Joseph Despins and William Dumaresq, Duffer, 1971, black-and-white film in 16 mm, 75 minutes.


THERE ARE MANY REASONS why Joseph Despins and William Dumaresq’s cerebral head jerker Duffer had only been screened publicly in the UK twice since its release in 1971 until Little Joe, a magazine about queers and cinema, mostly (the project’s own words), selected it for the independent Portobello Pop-Up Cinema’s London Lo-Fi Cinema Season. By all standards, it is extreme. There is sex! Sodomy! Mental instability! Misogyny! Simulated male pregnancy! Possibly infanticide! Presenting the film in London’s only semi-outdoor movie theater built under a motorway bridge and entirely out of scrap material (including two shipping crates that act as storage space and projection room respectively)—indeed, in the very neighborhood in which the film was made—Little Joe deputy editor Michael Pierce warned the audience: “This film is odd. I mean . . . it’s a bit much.”

But all sensationalism aside, this is a tender rumination on pleasure—seeking it, feeling it, and giving it—a story that charts the intense stirrings for something one doesn’t quite know or understand. When we meet the eponymous narrator, a teenage, orphaned expat living in down-and-out West London, he’s sitting under Hammersmith Bridge at the river’s edge gazing into the water. Duffer is caught between a kindly hooker—Her Gracie, with a body like strawberry jelly—who resides in a fluffy, marshmallow world, and Louis Jack, a dark, misogynistic sadist whose visceral hatred for “womanimal” is equaled only by a passion for torture. The story moves between these two archetypes—man and woman—mediated through Duffer’s perspective. A certain dissociative action is underscored by dubbed voices that do not correspond to moving lips, as if dialogue were in fact a production of the storyteller’s mind and nothing more.

Duffer believes Her Gracie can restore his masculinity, while knowing at base he belongs to Louis Jack for reasons that escape him. He’s certain (so he thinks) of only one thing: that it would be wrong to deny people like Louis Jack pleasure in this unhappy world, even if this results in his own physical discomfort. The winning score, composed by Galt MacDermot (of Hair fame), tracks Duffer’s mood throughout, and at the Portobello screening the music was punctuated by the rumblings of traffic passing the theater overhead at intervals that felt perfectly timed—a strange audio synergy between West London now and then. With these present-day sounds seeping into the narrative, there was something rather timeless about watching Duffer wrestle (sometimes literally) with this inherent, often illogical, drive for something as painful and joyful as it is selfish and selfless.
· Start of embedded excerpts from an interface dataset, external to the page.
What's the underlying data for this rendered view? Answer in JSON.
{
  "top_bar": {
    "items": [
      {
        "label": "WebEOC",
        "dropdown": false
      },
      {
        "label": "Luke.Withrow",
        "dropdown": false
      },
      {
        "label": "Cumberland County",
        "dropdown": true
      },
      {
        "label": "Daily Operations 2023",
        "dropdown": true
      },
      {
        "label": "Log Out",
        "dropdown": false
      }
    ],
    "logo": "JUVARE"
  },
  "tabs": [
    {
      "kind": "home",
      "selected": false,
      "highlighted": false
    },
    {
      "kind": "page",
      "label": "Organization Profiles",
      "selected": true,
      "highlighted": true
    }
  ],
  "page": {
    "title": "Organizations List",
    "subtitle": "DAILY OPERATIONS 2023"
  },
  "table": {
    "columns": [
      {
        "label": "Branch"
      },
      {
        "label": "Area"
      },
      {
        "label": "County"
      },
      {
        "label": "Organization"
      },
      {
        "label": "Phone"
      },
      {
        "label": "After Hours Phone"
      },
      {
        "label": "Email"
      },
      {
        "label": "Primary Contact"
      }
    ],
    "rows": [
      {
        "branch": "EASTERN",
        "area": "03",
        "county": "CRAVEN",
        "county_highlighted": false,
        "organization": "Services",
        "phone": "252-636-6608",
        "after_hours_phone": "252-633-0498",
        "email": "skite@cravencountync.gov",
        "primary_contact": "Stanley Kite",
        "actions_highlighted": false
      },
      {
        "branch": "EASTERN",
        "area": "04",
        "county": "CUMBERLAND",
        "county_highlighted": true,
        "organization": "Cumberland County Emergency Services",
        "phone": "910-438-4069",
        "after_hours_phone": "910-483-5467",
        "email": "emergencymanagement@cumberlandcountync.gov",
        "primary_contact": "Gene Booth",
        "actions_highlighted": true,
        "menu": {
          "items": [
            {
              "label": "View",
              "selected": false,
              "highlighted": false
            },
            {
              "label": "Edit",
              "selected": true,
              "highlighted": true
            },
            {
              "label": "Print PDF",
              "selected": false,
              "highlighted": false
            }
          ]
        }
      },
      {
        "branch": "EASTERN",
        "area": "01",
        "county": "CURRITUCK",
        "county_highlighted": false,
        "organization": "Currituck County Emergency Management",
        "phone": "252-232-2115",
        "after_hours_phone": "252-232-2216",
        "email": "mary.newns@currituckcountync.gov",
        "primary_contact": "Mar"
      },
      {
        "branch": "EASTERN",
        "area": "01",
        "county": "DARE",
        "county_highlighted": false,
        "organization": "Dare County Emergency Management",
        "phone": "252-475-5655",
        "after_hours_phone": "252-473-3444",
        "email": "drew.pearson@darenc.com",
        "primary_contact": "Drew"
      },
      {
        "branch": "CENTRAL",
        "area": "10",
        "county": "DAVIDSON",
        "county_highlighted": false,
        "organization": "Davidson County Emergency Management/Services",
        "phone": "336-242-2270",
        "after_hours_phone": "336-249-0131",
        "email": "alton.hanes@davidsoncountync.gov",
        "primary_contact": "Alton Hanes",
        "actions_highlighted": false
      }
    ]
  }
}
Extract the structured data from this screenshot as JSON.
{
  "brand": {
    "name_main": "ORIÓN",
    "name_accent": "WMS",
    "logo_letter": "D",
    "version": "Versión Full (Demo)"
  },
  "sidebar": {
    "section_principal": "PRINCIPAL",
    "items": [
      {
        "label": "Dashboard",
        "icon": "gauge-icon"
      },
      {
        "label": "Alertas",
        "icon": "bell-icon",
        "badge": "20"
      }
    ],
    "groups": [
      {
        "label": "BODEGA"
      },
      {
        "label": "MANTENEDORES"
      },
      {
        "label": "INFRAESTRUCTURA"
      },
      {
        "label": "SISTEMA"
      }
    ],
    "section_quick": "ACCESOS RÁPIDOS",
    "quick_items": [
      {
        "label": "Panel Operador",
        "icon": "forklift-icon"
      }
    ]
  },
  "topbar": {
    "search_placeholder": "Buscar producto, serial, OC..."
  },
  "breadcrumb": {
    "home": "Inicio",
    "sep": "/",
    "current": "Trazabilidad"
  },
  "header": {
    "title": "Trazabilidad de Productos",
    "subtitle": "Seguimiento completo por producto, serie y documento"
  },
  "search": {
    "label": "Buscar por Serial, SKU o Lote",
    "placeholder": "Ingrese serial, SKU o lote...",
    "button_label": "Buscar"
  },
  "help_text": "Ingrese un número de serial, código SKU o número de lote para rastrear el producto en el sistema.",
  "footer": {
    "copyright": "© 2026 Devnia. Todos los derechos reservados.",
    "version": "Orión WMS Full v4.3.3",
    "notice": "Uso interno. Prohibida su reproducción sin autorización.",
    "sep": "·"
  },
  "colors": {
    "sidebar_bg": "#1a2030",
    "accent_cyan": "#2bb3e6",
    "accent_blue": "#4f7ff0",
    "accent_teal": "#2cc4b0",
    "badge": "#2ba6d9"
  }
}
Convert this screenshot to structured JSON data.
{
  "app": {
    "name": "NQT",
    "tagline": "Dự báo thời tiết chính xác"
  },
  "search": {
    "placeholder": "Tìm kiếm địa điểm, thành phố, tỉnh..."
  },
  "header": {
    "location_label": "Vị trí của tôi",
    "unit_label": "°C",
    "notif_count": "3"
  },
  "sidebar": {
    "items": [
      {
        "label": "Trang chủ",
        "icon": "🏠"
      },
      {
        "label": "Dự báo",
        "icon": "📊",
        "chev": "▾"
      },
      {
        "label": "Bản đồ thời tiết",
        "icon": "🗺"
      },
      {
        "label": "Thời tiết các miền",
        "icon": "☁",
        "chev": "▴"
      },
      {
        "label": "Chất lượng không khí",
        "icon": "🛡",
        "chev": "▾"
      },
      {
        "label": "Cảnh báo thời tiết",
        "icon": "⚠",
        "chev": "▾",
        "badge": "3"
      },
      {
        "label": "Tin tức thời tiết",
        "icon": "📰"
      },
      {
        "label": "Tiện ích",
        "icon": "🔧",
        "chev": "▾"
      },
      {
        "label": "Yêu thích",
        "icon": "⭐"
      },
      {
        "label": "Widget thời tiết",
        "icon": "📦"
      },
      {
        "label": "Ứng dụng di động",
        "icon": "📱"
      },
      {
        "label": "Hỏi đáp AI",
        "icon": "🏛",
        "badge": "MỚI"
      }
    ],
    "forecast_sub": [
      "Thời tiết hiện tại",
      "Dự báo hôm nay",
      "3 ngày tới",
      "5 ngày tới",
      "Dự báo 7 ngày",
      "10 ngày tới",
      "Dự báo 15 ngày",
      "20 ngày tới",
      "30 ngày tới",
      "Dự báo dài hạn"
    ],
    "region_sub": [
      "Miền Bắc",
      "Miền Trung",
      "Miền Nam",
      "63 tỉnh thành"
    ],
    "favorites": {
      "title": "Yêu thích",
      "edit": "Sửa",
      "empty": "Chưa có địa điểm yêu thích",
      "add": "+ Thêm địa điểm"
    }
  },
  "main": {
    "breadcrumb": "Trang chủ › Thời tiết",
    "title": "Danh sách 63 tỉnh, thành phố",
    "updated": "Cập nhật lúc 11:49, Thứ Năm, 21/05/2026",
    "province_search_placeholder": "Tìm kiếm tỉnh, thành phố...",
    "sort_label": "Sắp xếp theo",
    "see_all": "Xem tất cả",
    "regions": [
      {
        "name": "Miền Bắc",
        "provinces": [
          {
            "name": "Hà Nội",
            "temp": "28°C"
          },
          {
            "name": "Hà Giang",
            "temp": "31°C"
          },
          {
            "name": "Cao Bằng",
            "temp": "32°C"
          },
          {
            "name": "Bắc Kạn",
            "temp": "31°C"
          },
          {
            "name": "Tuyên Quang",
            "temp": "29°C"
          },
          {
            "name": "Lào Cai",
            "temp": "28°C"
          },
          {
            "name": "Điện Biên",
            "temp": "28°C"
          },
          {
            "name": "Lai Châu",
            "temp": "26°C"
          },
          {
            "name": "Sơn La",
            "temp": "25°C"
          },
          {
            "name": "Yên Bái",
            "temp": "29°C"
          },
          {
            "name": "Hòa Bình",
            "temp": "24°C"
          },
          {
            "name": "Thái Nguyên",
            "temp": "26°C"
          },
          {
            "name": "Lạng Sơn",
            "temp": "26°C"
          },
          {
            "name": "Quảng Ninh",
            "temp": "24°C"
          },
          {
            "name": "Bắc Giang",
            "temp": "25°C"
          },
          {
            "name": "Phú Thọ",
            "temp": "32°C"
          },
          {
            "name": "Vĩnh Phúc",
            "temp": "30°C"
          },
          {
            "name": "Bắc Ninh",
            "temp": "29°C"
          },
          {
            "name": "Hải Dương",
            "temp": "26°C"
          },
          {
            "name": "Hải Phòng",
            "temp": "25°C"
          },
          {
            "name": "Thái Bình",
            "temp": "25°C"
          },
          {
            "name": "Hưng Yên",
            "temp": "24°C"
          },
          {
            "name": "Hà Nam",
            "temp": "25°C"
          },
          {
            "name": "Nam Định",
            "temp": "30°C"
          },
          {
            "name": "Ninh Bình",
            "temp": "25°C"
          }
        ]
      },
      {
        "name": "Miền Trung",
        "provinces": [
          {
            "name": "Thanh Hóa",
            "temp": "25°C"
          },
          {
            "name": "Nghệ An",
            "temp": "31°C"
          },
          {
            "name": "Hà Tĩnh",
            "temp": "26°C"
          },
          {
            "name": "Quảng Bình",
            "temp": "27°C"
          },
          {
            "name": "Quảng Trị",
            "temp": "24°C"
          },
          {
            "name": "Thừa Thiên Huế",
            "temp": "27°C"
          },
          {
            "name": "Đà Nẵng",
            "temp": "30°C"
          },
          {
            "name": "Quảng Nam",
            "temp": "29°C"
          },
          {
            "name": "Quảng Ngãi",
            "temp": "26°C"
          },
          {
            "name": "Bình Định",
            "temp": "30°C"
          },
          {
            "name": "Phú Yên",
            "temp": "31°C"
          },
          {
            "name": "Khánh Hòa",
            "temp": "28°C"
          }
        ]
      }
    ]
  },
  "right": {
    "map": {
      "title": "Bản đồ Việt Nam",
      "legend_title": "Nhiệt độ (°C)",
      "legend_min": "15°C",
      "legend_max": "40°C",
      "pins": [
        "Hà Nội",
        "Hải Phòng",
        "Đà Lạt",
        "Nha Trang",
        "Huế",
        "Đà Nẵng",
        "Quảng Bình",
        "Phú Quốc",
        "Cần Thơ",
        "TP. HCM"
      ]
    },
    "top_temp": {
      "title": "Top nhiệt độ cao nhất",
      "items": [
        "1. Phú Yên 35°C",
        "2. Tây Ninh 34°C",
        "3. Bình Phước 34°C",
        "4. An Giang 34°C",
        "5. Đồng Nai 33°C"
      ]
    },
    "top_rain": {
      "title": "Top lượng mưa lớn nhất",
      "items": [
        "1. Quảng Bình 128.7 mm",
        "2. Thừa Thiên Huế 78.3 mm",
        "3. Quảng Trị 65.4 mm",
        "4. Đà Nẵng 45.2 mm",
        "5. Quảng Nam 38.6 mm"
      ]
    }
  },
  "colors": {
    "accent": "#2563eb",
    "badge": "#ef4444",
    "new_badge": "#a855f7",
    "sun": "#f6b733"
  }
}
It is a feeling never named, but expressed in ways that are both incorrigible and sublime; recognizable in that it rumbles deep within us all one way or another, whether we acknowledge it or not.

Stephanie Bailey